* [Work instructions]:
The answer is to be the data below, written out in full and exactly.

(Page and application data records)
# # #

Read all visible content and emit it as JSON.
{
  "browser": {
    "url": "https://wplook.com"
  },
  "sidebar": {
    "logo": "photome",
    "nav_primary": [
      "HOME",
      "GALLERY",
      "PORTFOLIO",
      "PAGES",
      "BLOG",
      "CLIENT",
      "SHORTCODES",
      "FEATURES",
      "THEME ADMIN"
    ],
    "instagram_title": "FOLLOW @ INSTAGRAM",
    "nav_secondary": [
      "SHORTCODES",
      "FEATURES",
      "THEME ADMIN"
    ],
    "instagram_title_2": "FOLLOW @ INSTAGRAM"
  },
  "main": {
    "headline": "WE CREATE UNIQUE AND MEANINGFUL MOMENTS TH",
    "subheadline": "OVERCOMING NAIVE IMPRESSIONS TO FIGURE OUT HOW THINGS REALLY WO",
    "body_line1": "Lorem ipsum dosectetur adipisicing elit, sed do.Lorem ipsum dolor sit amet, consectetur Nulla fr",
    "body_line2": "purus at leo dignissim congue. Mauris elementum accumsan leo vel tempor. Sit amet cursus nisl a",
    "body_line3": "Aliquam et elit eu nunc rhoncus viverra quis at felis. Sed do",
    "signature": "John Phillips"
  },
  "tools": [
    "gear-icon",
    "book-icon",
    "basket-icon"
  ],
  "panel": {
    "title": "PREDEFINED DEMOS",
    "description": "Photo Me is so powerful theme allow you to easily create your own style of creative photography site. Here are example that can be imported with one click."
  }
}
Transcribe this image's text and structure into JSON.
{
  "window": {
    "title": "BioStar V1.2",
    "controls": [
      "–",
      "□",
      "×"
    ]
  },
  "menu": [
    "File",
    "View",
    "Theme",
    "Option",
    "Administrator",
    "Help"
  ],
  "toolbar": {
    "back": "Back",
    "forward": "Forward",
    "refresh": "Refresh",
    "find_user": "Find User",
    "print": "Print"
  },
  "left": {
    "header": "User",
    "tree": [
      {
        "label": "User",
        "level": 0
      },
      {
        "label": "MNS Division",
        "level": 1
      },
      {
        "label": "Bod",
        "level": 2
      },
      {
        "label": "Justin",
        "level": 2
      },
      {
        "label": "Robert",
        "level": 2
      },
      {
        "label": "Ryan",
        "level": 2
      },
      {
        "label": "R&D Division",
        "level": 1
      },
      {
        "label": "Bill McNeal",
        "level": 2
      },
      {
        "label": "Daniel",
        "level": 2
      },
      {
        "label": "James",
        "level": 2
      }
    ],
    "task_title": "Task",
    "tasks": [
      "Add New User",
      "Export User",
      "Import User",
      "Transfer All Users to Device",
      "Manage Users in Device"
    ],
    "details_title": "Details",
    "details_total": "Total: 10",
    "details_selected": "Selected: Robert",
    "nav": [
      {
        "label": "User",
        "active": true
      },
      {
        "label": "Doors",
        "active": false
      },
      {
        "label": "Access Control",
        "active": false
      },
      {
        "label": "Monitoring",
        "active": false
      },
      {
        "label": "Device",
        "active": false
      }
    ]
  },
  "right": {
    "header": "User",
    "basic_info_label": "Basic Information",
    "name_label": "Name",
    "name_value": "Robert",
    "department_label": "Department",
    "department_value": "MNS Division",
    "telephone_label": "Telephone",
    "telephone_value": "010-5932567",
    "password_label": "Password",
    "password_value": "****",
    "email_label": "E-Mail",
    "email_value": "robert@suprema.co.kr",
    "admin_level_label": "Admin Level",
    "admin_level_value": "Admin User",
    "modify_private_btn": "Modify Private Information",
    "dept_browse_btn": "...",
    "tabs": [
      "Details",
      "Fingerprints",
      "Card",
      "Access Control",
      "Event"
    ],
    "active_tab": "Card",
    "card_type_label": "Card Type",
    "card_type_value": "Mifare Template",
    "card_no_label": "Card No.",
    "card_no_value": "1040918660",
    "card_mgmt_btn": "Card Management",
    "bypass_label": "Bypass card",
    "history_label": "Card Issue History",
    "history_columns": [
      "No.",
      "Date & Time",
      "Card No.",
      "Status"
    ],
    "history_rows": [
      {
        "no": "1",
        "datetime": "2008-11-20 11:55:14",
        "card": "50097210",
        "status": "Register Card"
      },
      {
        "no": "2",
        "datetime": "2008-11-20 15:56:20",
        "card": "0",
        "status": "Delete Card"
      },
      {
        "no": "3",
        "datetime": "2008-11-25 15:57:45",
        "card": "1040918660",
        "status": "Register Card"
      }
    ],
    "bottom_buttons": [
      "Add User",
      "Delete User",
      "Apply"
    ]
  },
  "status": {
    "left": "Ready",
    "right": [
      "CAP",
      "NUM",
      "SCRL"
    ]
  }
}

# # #

* [Response below]:
Read all visible content and emit it as JSON.
{
  "browser": {
    "url": "https://wplook.com"
  },
  "sidebar": {
    "logo": "photome",
    "nav_primary": [
      "HOME",
      "GALLERY",
      "PORTFOLIO",
      "PAGES",
      "BLOG",
      "CLIENT",
      "SHORTCODES",
      "FEATURES",
      "THEME ADMIN"
    ],
    "instagram_title": "FOLLOW @ INSTAGRAM",
    "nav_secondary": [
      "SHORTCODES",
      "FEATURES",
      "THEME ADMIN"
    ],
    "instagram_title_2": "FOLLOW @ INSTAGRAM"
  },
  "main": {
    "headline": "WE CREATE UNIQUE AND MEANINGFUL MOMENTS TH",
    "subheadline": "OVERCOMING NAIVE IMPRESSIONS TO FIGURE OUT HOW THINGS REALLY WO",
    "body_line1": "Lorem ipsum dosectetur adipisicing elit, sed do.Lorem ipsum dolor sit amet, consectetur Nulla fr",
    "body_line2": "purus at leo dignissim congue. Mauris elementum accumsan leo vel tempor. Sit amet cursus nisl a",
    "body_line3": "Aliquam et elit eu nunc rhoncus viverra quis at felis. Sed do",
    "signature": "John Phillips"
  },
  "tools": [
    "gear-icon",
    "book-icon",
    "basket-icon"
  ],
  "panel": {
    "title": "PREDEFINED DEMOS",
    "description": "Photo Me is so powerful theme allow you to easily create your own style of creative photography site. Here are example that can be imported with one click."
  }
}
Transcribe this image's text and structure into JSON.
{
  "window": {
    "title": "BioStar V1.2",
    "controls": [
      "–",
      "□",
      "×"
    ]
  },
  "menu": [
    "File",
    "View",
    "Theme",
    "Option",
    "Administrator",
    "Help"
  ],
  "toolbar": {
    "back": "Back",
    "forward": "Forward",
    "refresh": "Refresh",
    "find_user": "Find User",
    "print": "Print"
  },
  "left": {
    "header": "User",
    "tree": [
      {
        "label": "User",
        "level": 0
      },
      {
        "label": "MNS Division",
        "level": 1
      },
      {
        "label": "Bod",
        "level": 2
      },
      {
        "label": "Justin",
        "level": 2
      },
      {
        "label": "Robert",
        "level": 2
      },
      {
        "label": "Ryan",
        "level": 2
      },
      {
        "label": "R&D Division",
        "level": 1
      },
      {
        "label": "Bill McNeal",
        "level": 2
      },
      {
        "label": "Daniel",
        "level": 2
      },
      {
        "label": "James",
        "level": 2
      }
    ],
    "task_title": "Task",
    "tasks": [
      "Add New User",
      "Export User",
      "Import User",
      "Transfer All Users to Device",
      "Manage Users in Device"
    ],
    "details_title": "Details",
    "details_total": "Total: 10",
    "details_selected": "Selected: Robert",
    "nav": [
      {
        "label": "User",
        "active": true
      },
      {
        "label": "Doors",
        "active": false
      },
      {
        "label": "Access Control",
        "active": false
      },
      {
        "label": "Monitoring",
        "active": false
      },
      {
        "label": "Device",
        "active": false
      }
    ]
  },
  "right": {
    "header": "User",
    "basic_info_label": "Basic Information",
    "name_label": "Name",
    "name_value": "Robert",
    "department_label": "Department",
    "department_value": "MNS Division",
    "telephone_label": "Telephone",
    "telephone_value": "010-5932567",
    "password_label": "Password",
    "password_value": "****",
    "email_label": "E-Mail",
    "email_value": "robert@suprema.co.kr",
    "admin_level_label": "Admin Level",
    "admin_level_value": "Admin User",
    "modify_private_btn": "Modify Private Information",
    "dept_browse_btn": "...",
    "tabs": [
      "Details",
      "Fingerprints",
      "Card",
      "Access Control",
      "Event"
    ],
    "active_tab": "Card",
    "card_type_label": "Card Type",
    "card_type_value": "Mifare Template",
    "card_no_label": "Card No.",
    "card_no_value": "1040918660",
    "card_mgmt_btn": "Card Management",
    "bypass_label": "Bypass card",
    "history_label": "Card Issue History",
    "history_columns": [
      "No.",
      "Date & Time",
      "Card No.",
      "Status"
    ],
    "history_rows": [
      {
        "no": "1",
        "datetime": "2008-11-20 11:55:14",
        "card": "50097210",
        "status": "Register Card"
      },
      {
        "no": "2",
        "datetime": "2008-11-20 15:56:20",
        "card": "0",
        "status": "Delete Card"
      },
      {
        "no": "3",
        "datetime": "2008-11-25 15:57:45",
        "card": "1040918660",
        "status": "Register Card"
      }
    ],
    "bottom_buttons": [
      "Add User",
      "Delete User",
      "Apply"
    ]
  },
  "status": {
    "left": "Ready",
    "right": [
      "CAP",
      "NUM",
      "SCRL"
    ]
  }
}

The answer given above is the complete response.